= Beginning of Section =

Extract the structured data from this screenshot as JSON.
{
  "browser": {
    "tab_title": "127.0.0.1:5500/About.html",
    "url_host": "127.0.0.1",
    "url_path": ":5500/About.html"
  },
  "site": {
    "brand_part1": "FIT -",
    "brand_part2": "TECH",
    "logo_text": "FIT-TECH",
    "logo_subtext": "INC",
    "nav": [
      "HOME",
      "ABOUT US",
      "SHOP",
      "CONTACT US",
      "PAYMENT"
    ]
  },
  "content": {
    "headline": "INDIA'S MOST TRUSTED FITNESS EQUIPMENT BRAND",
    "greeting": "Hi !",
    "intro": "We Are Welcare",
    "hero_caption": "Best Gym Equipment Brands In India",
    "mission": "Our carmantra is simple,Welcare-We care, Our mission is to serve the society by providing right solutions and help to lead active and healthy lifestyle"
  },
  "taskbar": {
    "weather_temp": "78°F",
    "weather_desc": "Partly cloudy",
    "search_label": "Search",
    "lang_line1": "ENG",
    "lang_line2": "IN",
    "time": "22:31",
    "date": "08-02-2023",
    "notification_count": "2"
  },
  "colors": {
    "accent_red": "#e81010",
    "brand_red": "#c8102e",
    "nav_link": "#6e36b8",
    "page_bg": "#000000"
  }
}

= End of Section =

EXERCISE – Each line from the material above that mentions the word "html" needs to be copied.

RESPONSE FOR THIS EXERCISE –
    "tab_title": "127.0.0.1:5500/About.html",
    "url_path": ":5500/About.html"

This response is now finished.